* **WHAT IS EXPECTED**
What you return must match the records word for word, except that pictures are dropped.

* **Data records**
________________

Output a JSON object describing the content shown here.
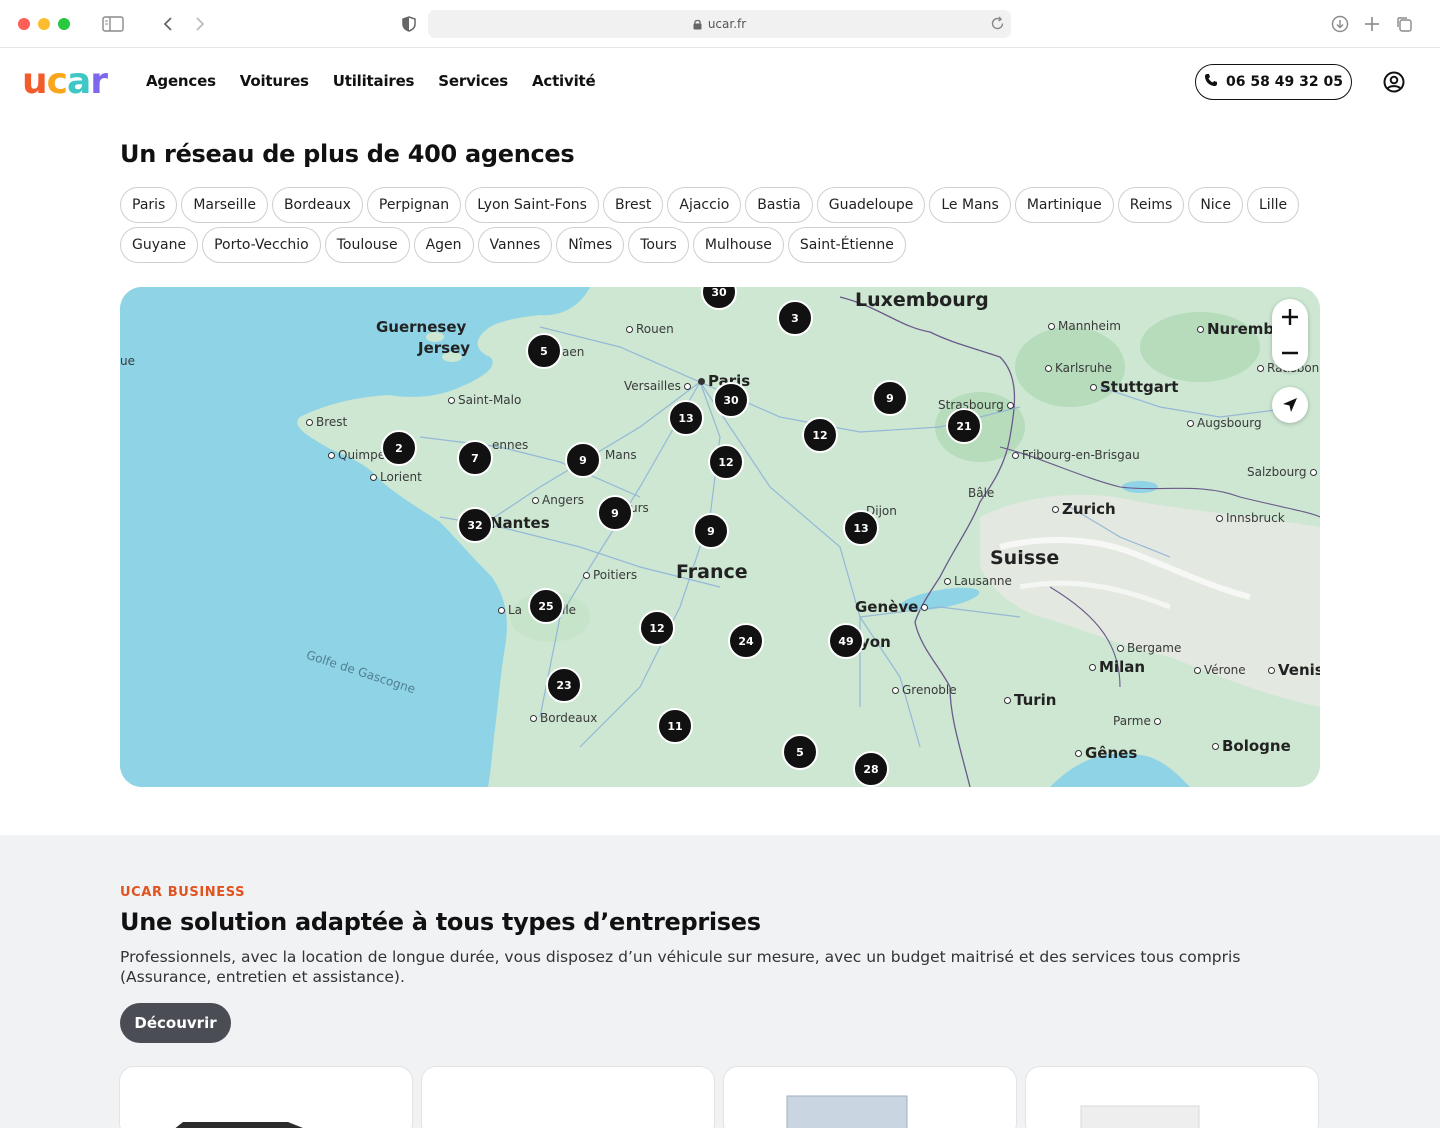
{
  "browser": {
    "url": "ucar.fr"
  },
  "header": {
    "logo": {
      "u": "u",
      "c": "c",
      "a": "a",
      "r": "r"
    },
    "nav": [
      "Agences",
      "Voitures",
      "Utilitaires",
      "Services",
      "Activité"
    ],
    "phone": "06 58 49 32 05"
  },
  "agencies": {
    "title": "Un réseau de plus de 400 agences",
    "chips": [
      "Paris",
      "Marseille",
      "Bordeaux",
      "Perpignan",
      "Lyon Saint-Fons",
      "Brest",
      "Ajaccio",
      "Bastia",
      "Guadeloupe",
      "Le Mans",
      "Martinique",
      "Reims",
      "Nice",
      "Lille",
      "Guyane",
      "Porto-Vecchio",
      "Toulouse",
      "Agen",
      "Vannes",
      "Nîmes",
      "Tours",
      "Mulhouse",
      "Saint-Étienne"
    ]
  },
  "map": {
    "labels": {
      "guernesey": "Guernesey",
      "jersey": "Jersey",
      "rouen": "Rouen",
      "caen": "aen",
      "versailles": "Versailles",
      "paris": "Paris",
      "luxembourg": "Luxembourg",
      "mannheim": "Mannheim",
      "nuremb": "Nuremb",
      "karlsruhe": "Karlsruhe",
      "stuttgart": "Stuttgart",
      "regensburg": "Ratisbon",
      "strasbourg": "Strasbourg",
      "augsbourg": "Augsbourg",
      "fribourg": "Fribourg-en-Brisgau",
      "salzbourg": "Salzbourg",
      "bale": "Bâle",
      "zurich": "Zurich",
      "innsbruck": "Innsbruck",
      "suisse": "Suisse",
      "lausanne": "Lausanne",
      "geneve": "Genève",
      "lyon": "yon",
      "dijon": "Dijon",
      "saintmalo": "Saint-Malo",
      "brest": "Brest",
      "quimper": "Quimpe",
      "lorient": "Lorient",
      "rennes": "ennes",
      "lemans": "Mans",
      "angers": "Angers",
      "tours": "urs",
      "nantes": "Nantes",
      "france": "France",
      "poitiers": "Poitiers",
      "larochelle_a": "La",
      "larochelle_b": "lle",
      "gascogne": "Golfe de Gascogne",
      "bordeaux": "Bordeaux",
      "grenoble": "Grenoble",
      "turin": "Turin",
      "bergame": "Bergame",
      "milan": "Milan",
      "verone": "Vérone",
      "venise": "Venis",
      "parme": "Parme",
      "genes": "Gênes",
      "bologne": "Bologne",
      "ue": "ue"
    },
    "clusters": [
      "30",
      "3",
      "5",
      "9",
      "30",
      "13",
      "12",
      "21",
      "2",
      "7",
      "9",
      "12",
      "32",
      "9",
      "9",
      "13",
      "25",
      "12",
      "24",
      "49",
      "23",
      "11",
      "5",
      "28"
    ]
  },
  "business": {
    "kicker": "UCAR BUSINESS",
    "title": "Une solution adaptée à tous types d’entreprises",
    "text": "Professionnels, avec la location de longue durée, vous disposez d’un véhicule sur mesure, avec un budget maitrisé et des services tous compris (Assurance, entretien et assistance).",
    "button": "Découvrir"
  },
  "colors": {
    "brand_orange": "#e0531f",
    "logo_u": "#f25c2a",
    "logo_c": "#f9a61a",
    "logo_a": "#3ec7c5",
    "logo_r": "#7b68ee",
    "map_land": "#cde7d2",
    "map_sea": "#8fd3e6",
    "cluster": "#111111"
  }
}
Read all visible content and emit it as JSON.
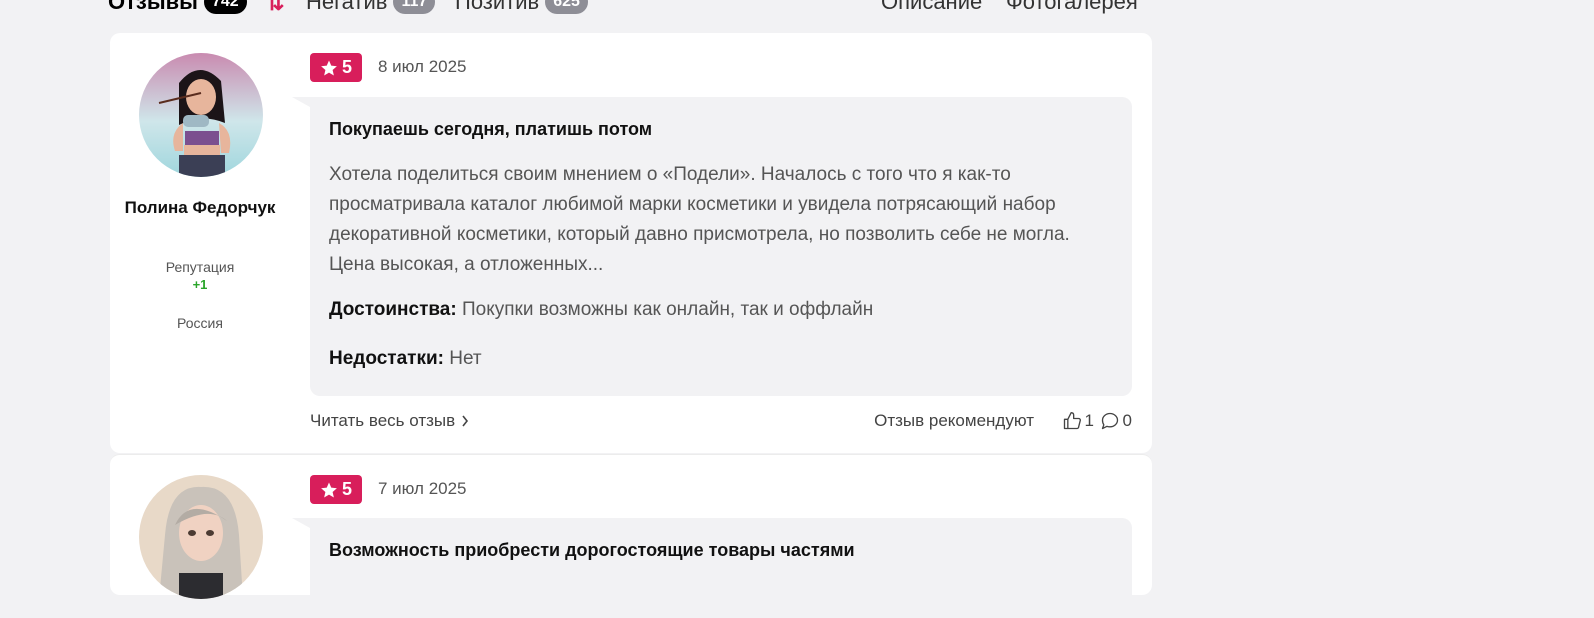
{
  "tabs": {
    "reviews_label": "Отзывы",
    "reviews_count": "742",
    "negative_label": "Негатив",
    "negative_count": "117",
    "positive_label": "Позитив",
    "positive_count": "625",
    "description_label": "Описание",
    "gallery_label": "Фотогалерея"
  },
  "reviews": [
    {
      "author": "Полина Федорчук",
      "reputation_label": "Репутация",
      "reputation_value": "+1",
      "country": "Россия",
      "rating": "5",
      "date": "8 июл 2025",
      "title": "Покупаешь сегодня, платишь потом",
      "text": "Хотела поделиться своим мнением о «Подели». Началось с того что я как-то просматривала каталог любимой марки косметики и увидела потрясающий набор декоративной косметики, который давно присмотрела, но позволить себе не могла. Цена высокая, а отложенных...",
      "pros_label": "Достоинства:",
      "pros": "Покупки возможны как онлайн, так и оффлайн",
      "cons_label": "Недостатки:",
      "cons": "Нет",
      "read_more": "Читать весь отзыв",
      "recommend": "Отзыв рекомендуют",
      "likes": "1",
      "comments": "0"
    },
    {
      "rating": "5",
      "date": "7 июл 2025",
      "title": "Возможность приобрести дорогостоящие товары частями"
    }
  ],
  "colors": {
    "accent": "#d81e5b",
    "reputation": "#2aa52a"
  }
}
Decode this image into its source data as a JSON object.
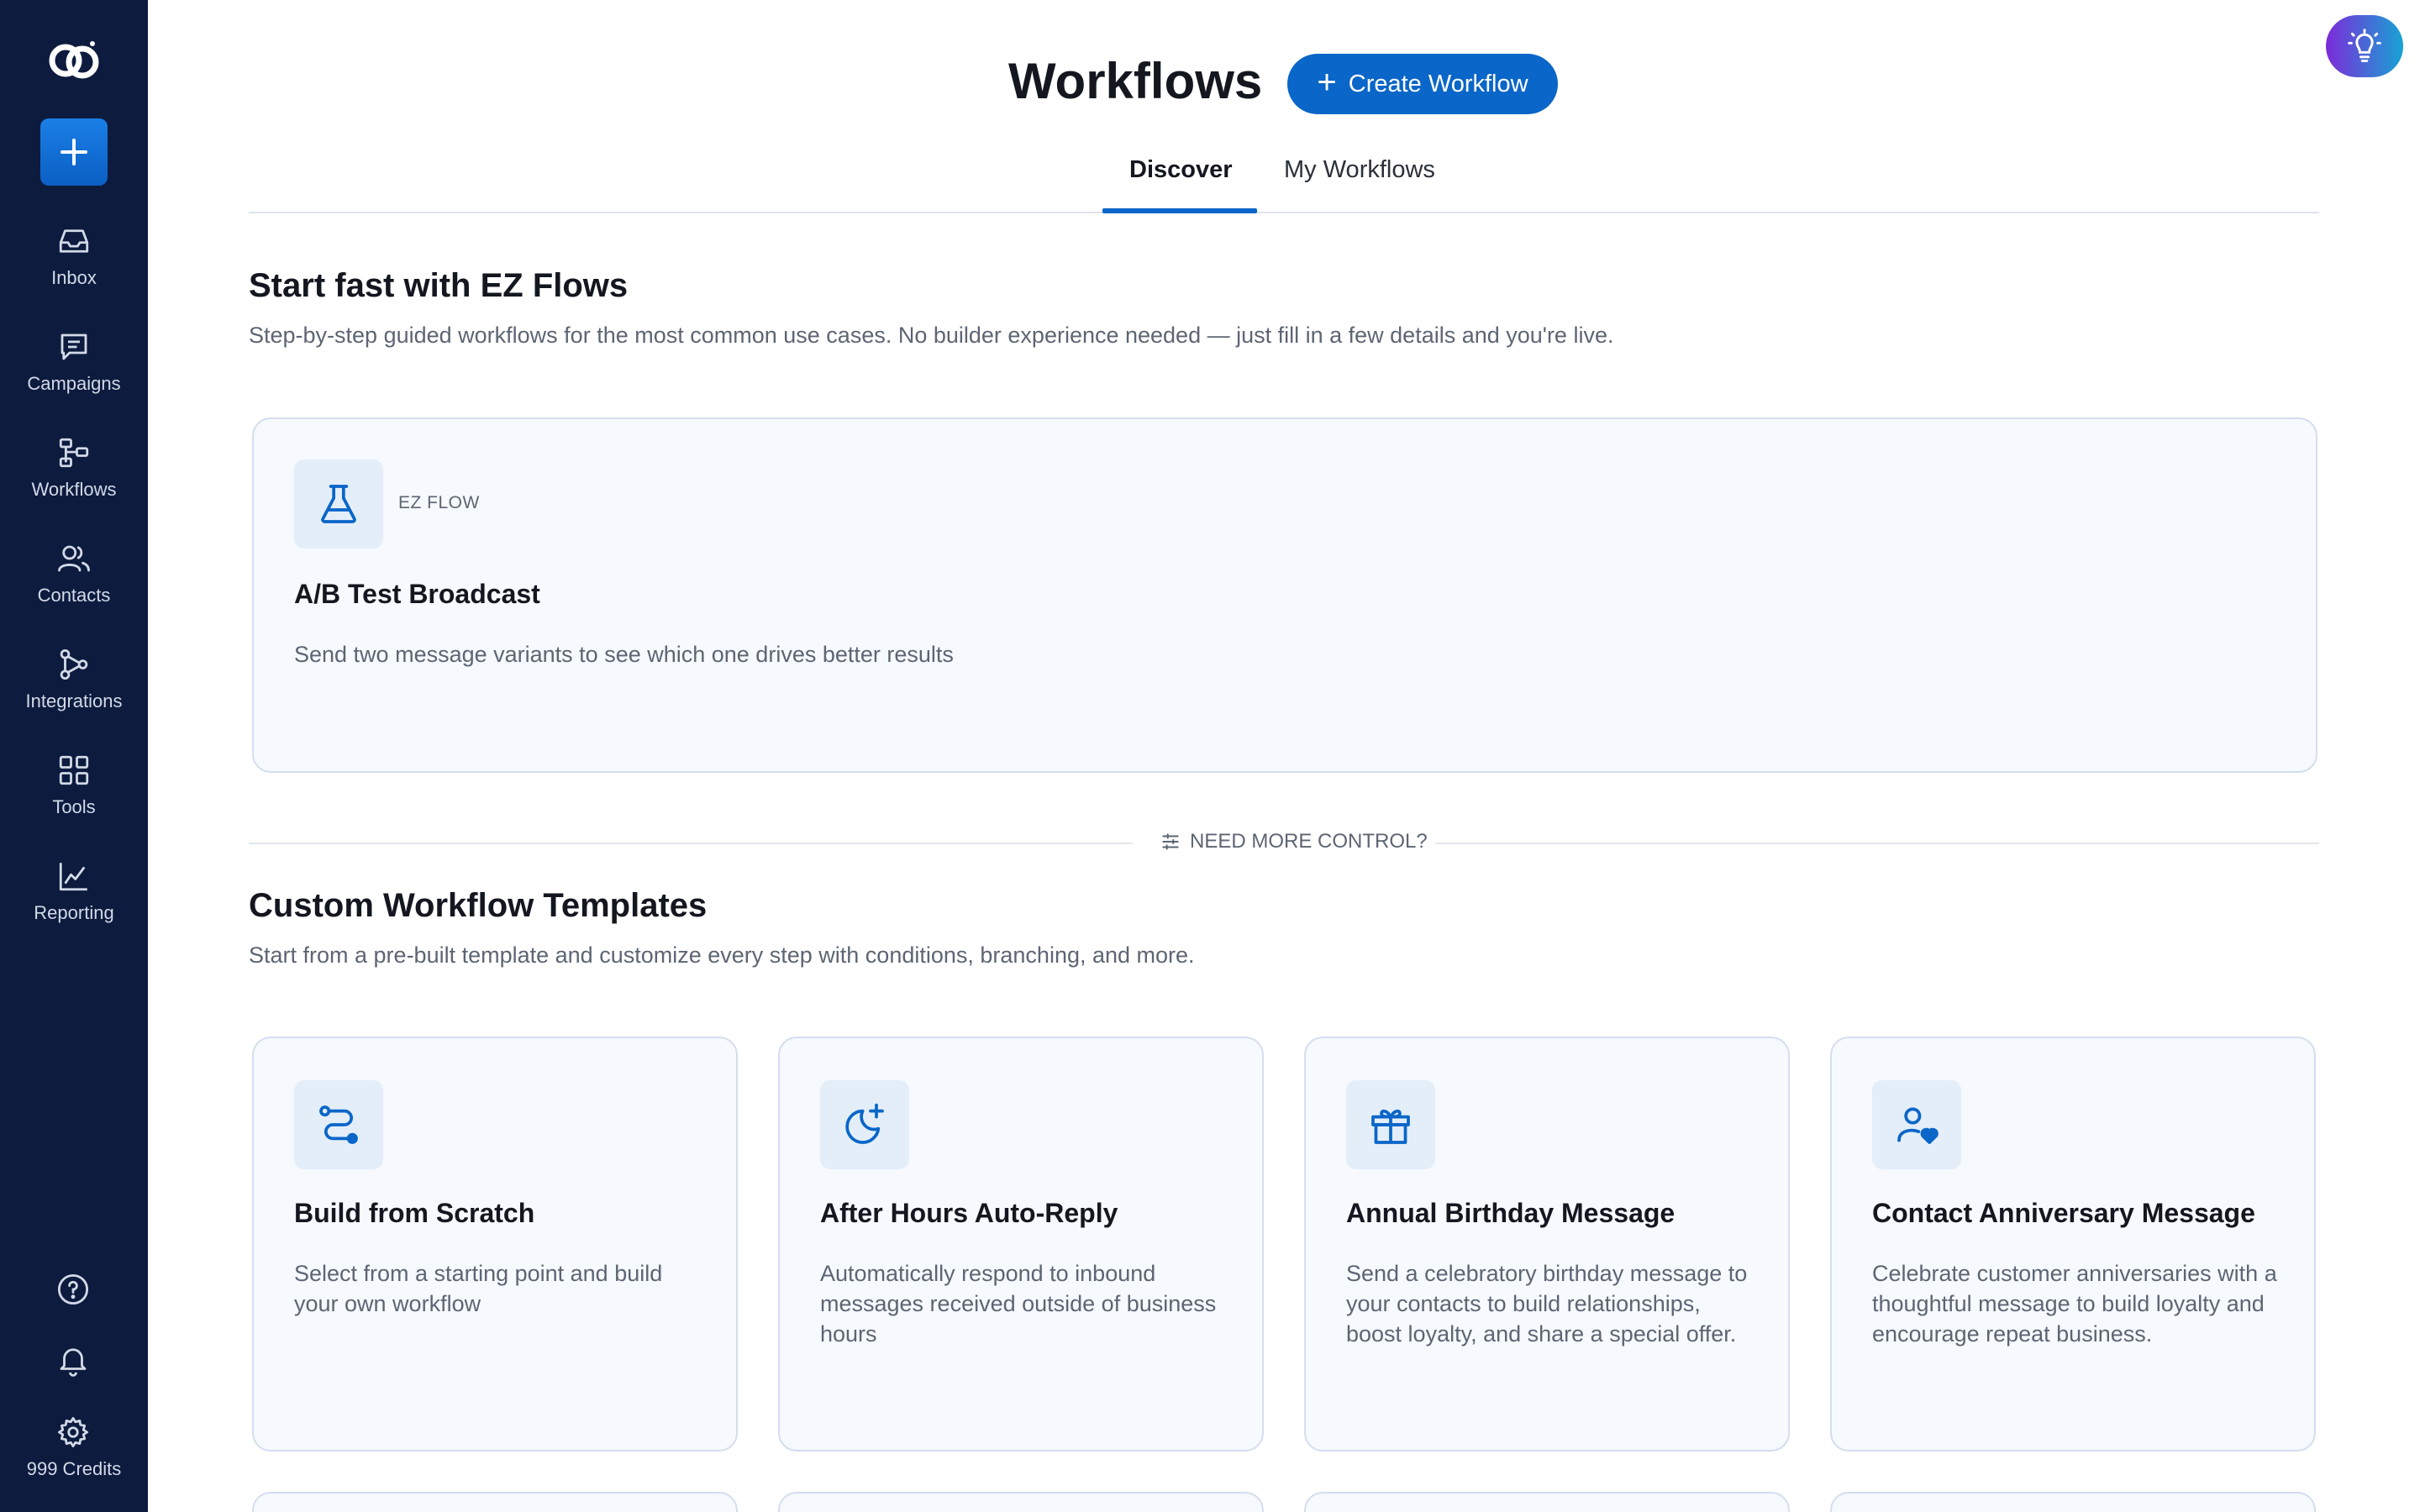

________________

* **RESPONSE TO THIS EXERCISE**
Output a JSON object describing the content shown here.
{
  "browser": {
    "url": "ucar.fr"
  },
  "header": {
    "logo": {
      "u": "u",
      "c": "c",
      "a": "a",
      "r": "r"
    },
    "nav": [
      "Agences",
      "Voitures",
      "Utilitaires",
      "Services",
      "Activité"
    ],
    "phone": "06 58 49 32 05"
  },
  "agencies": {
    "title": "Un réseau de plus de 400 agences",
    "chips": [
      "Paris",
      "Marseille",
      "Bordeaux",
      "Perpignan",
      "Lyon Saint-Fons",
      "Brest",
      "Ajaccio",
      "Bastia",
      "Guadeloupe",
      "Le Mans",
      "Martinique",
      "Reims",
      "Nice",
      "Lille",
      "Guyane",
      "Porto-Vecchio",
      "Toulouse",
      "Agen",
      "Vannes",
      "Nîmes",
      "Tours",
      "Mulhouse",
      "Saint-Étienne"
    ]
  },
  "map": {
    "labels": {
      "guernesey": "Guernesey",
      "jersey": "Jersey",
      "rouen": "Rouen",
      "caen": "aen",
      "versailles": "Versailles",
      "paris": "Paris",
      "luxembourg": "Luxembourg",
      "mannheim": "Mannheim",
      "nuremb": "Nuremb",
      "karlsruhe": "Karlsruhe",
      "stuttgart": "Stuttgart",
      "regensburg": "Ratisbon",
      "strasbourg": "Strasbourg",
      "augsbourg": "Augsbourg",
      "fribourg": "Fribourg-en-Brisgau",
      "salzbourg": "Salzbourg",
      "bale": "Bâle",
      "zurich": "Zurich",
      "innsbruck": "Innsbruck",
      "suisse": "Suisse",
      "lausanne": "Lausanne",
      "geneve": "Genève",
      "lyon": "yon",
      "dijon": "Dijon",
      "saintmalo": "Saint-Malo",
      "brest": "Brest",
      "quimper": "Quimpe",
      "lorient": "Lorient",
      "rennes": "ennes",
      "lemans": "Mans",
      "angers": "Angers",
      "tours": "urs",
      "nantes": "Nantes",
      "france": "France",
      "poitiers": "Poitiers",
      "larochelle_a": "La",
      "larochelle_b": "lle",
      "gascogne": "Golfe de Gascogne",
      "bordeaux": "Bordeaux",
      "grenoble": "Grenoble",
      "turin": "Turin",
      "bergame": "Bergame",
      "milan": "Milan",
      "verone": "Vérone",
      "venise": "Venis",
      "parme": "Parme",
      "genes": "Gênes",
      "bologne": "Bologne",
      "ue": "ue"
    },
    "clusters": [
      "30",
      "3",
      "5",
      "9",
      "30",
      "13",
      "12",
      "21",
      "2",
      "7",
      "9",
      "12",
      "32",
      "9",
      "9",
      "13",
      "25",
      "12",
      "24",
      "49",
      "23",
      "11",
      "5",
      "28"
    ]
  },
  "business": {
    "kicker": "UCAR BUSINESS",
    "title": "Une solution adaptée à tous types d’entreprises",
    "text": "Professionnels, avec la location de longue durée, vous disposez d’un véhicule sur mesure, avec un budget maitrisé et des services tous compris (Assurance, entretien et assistance).",
    "button": "Découvrir"
  },
  "colors": {
    "brand_orange": "#e0531f",
    "logo_u": "#f25c2a",
    "logo_c": "#f9a61a",
    "logo_a": "#3ec7c5",
    "logo_r": "#7b68ee",
    "map_land": "#cde7d2",
    "map_sea": "#8fd3e6",
    "cluster": "#111111"
  }
}
Read all visible content and emit it as JSON.
{
  "tabs": {
    "reviews_label": "Отзывы",
    "reviews_count": "742",
    "negative_label": "Негатив",
    "negative_count": "117",
    "positive_label": "Позитив",
    "positive_count": "625",
    "description_label": "Описание",
    "gallery_label": "Фотогалерея"
  },
  "reviews": [
    {
      "author": "Полина Федорчук",
      "reputation_label": "Репутация",
      "reputation_value": "+1",
      "country": "Россия",
      "rating": "5",
      "date": "8 июл 2025",
      "title": "Покупаешь сегодня, платишь потом",
      "text": "Хотела поделиться своим мнением о «Подели». Началось с того что я как-то просматривала каталог любимой марки косметики и увидела потрясающий набор декоративной косметики, который давно присмотрела, но позволить себе не могла. Цена высокая, а отложенных...",
      "pros_label": "Достоинства:",
      "pros": "Покупки возможны как онлайн, так и оффлайн",
      "cons_label": "Недостатки:",
      "cons": "Нет",
      "read_more": "Читать весь отзыв",
      "recommend": "Отзыв рекомендуют",
      "likes": "1",
      "comments": "0"
    },
    {
      "rating": "5",
      "date": "7 июл 2025",
      "title": "Возможность приобрести дорогостоящие товары частями"
    }
  ],
  "colors": {
    "accent": "#d81e5b",
    "reputation": "#2aa52a"
  }
}
Decode this image into its source data as a JSON object.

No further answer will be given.